Eleanor Maine, professor of biology at the College of Arts and Sciences (A&S), is the 2022 recipient of the William Wasserstrom Award for Teaching Graduate Students.
A&S Dean Karin Ruhlandt officially presented her with the award at the Graduate School’s doctoral graduation ceremony on May 13.
The award commemorates William Wasserstrom, a renowned teacher of English at Syracuse, who died in 1985. Each year since then, an arts and science teacher has been recognized who embodies Professor Wasserstrom’s approach as a graduate seminar leader, research and thesis director, advisor and model role.
“Eleanor exemplifies Professor Wasserstrom’s outstanding success as a leader and mentor for graduate students. She is a model of academic and personal success,” says Ruhlandt.
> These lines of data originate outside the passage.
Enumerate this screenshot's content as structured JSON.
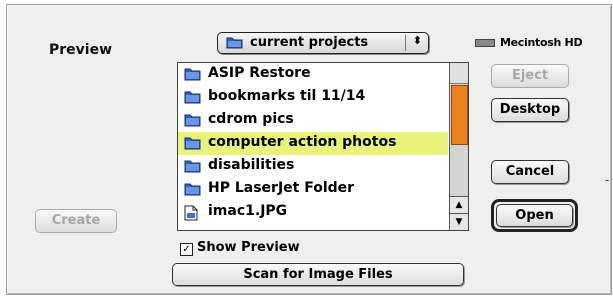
{
  "preview_label": "Preview",
  "location_popup": {
    "label": "current projects",
    "arrow": "⬍"
  },
  "volume": {
    "label": "Mecintosh HD"
  },
  "files": [
    {
      "name": "ASIP Restore",
      "icon": "folder-icon",
      "selected": false
    },
    {
      "name": "bookmarks til 11/14",
      "icon": "folder-icon",
      "selected": false
    },
    {
      "name": "cdrom pics",
      "icon": "folder-icon",
      "selected": false
    },
    {
      "name": "computer action photos",
      "icon": "folder-icon",
      "selected": true
    },
    {
      "name": "disabilities",
      "icon": "folder-icon",
      "selected": false
    },
    {
      "name": "HP LaserJet Folder",
      "icon": "folder-icon",
      "selected": false
    },
    {
      "name": "imac1.JPG",
      "icon": "document-icon",
      "selected": false
    }
  ],
  "buttons": {
    "eject": "Eject",
    "desktop": "Desktop",
    "cancel": "Cancel",
    "open": "Open",
    "create": "Create",
    "scan": "Scan for Image Files"
  },
  "show_preview": {
    "label": "Show Preview",
    "checked": true
  },
  "colors": {
    "selection": "#e8f37c",
    "scroll_thumb": "#e8821e",
    "folder": "#2f62c8"
  }
}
Maine is a distinguished scholar with an internationally recognized research program. A Syracuse faculty member since 1990, his research focuses on understanding the mechanisms regulating the formation of different cells and tissues during animal development, using the roundworm, Caenorhabditis elegans, as a model. She is a leader in the field, as evidenced by her extensive publication and funding records, with nearly $4 million in federal funding over her career. Maine has also played a vital role in supporting promising scholars, having officially mentored 60 graduate students and helping many more during its 30 years at the university.
In addition to his work with students, Maine has served the Biology Department in a variety of advisory roles, including as a member of the Graduate Student Recruitment Committee (1995-99), a member of the Graduate Studies Committee (2011-14) and Chair/Co-Chair of the Graduate Studies Committee (since 2017).
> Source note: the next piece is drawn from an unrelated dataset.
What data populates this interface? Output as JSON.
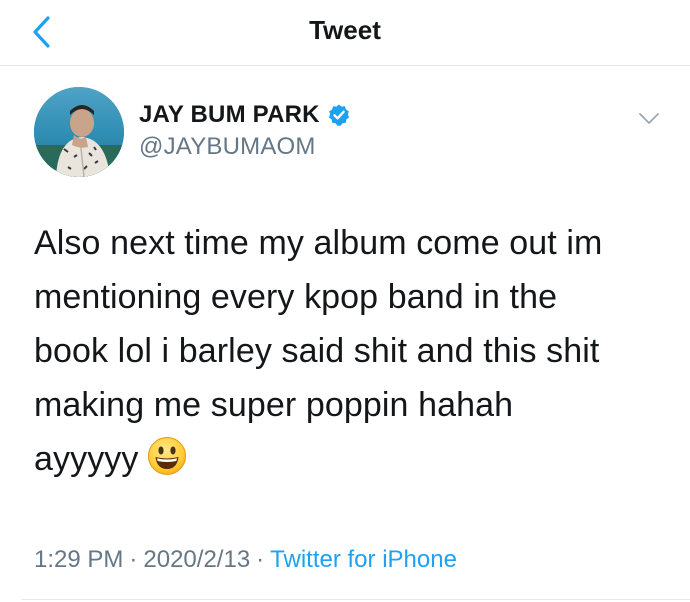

His letter of appointment from the biology department executive committee notes that Maine has created an environment in his lab “in which students feel both personally and professionally supported as they accumulate both the technical skills and the intellectual expertise to take them to the next level”.
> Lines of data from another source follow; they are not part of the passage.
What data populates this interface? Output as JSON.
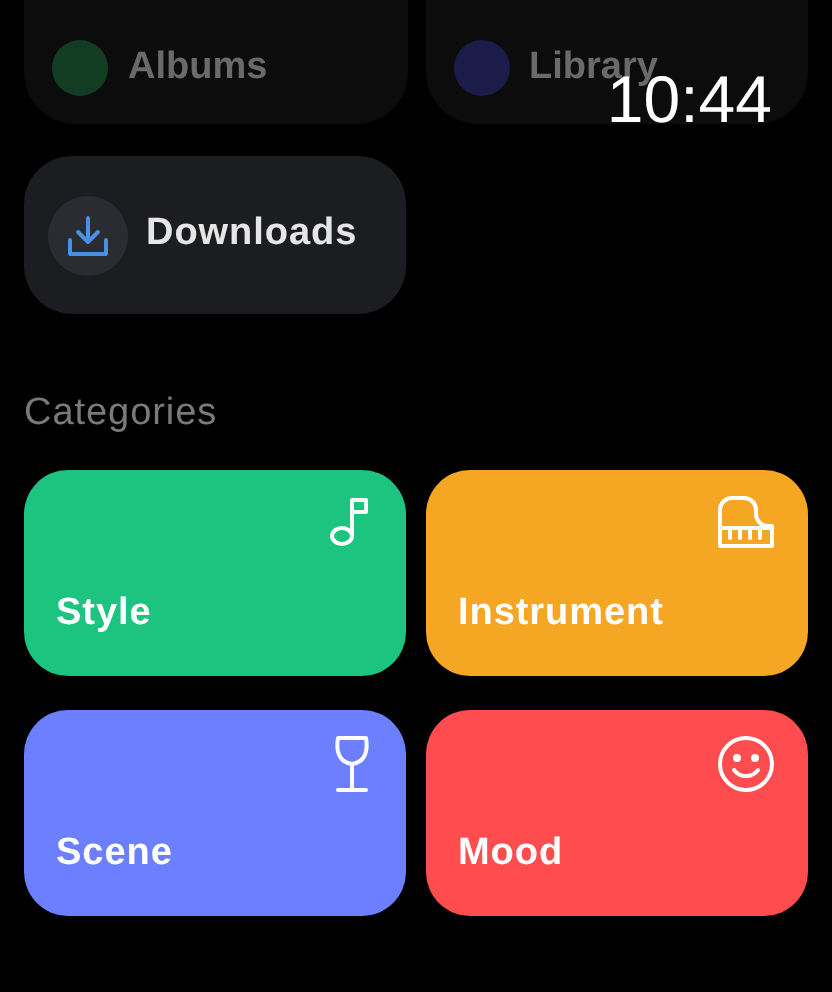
{
  "time": "10:44",
  "top_tiles": [
    {
      "label": "Albums",
      "color": "#123d22"
    },
    {
      "label": "Library",
      "color": "#1b1c4a"
    }
  ],
  "downloads": {
    "label": "Downloads"
  },
  "section_title": "Categories",
  "categories": [
    {
      "label": "Style",
      "kind": "note",
      "color": "#1cc47f"
    },
    {
      "label": "Instrument",
      "kind": "piano",
      "color": "#f5a623"
    },
    {
      "label": "Scene",
      "kind": "glass",
      "color": "#6b7fff"
    },
    {
      "label": "Mood",
      "kind": "smile",
      "color": "#ff4d4f"
    }
  ]
}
“Eleanor is a role model within the department for graduate student mentoring, and every former graduate student we contacted responded with enthusiastic letters of recommendation for this award,” says Kate Lewis, Professor and Chair of biology. “She has had a positive impact on the education, success and happiness of hundreds of graduate students, helping them realize their potential and become effective professionals.”
Former Maine Students Now in the Workplace, in their letters of appointment, attributed their success and accomplishments to the excellent training they received in his lab.
Yini Li, now in medical school at Johns Hopkins University, said, “Dr. Maine was my doctorate. advisor, and she is an excellent research mentor who is truly supportive of her students and an inspiring role model in my scientific journey. Li continues, “When I ran into any problems or scientific obstacles, Dr. Maine was always available, no matter how busy she was. Dr. Maine’s frequent interactions and guidance greatly helped me develop my ability to draw logical conclusions from experimental observations, which became an essential skill in my postdoctoral research work.
David Pruyne, colleague and associate professor of cell and developmental biology at Upstate Medical University, says, “Professor Maine encourages students to use techniques that are new, and even beyond the expertise of his own lab. This helps her students learn to step out of their comfort zone. Yet this is always balanced with a clear concern for how they are doing. She doesn’t push them where they don’t want to go, or beyond what they can do. Instead, she inspires them.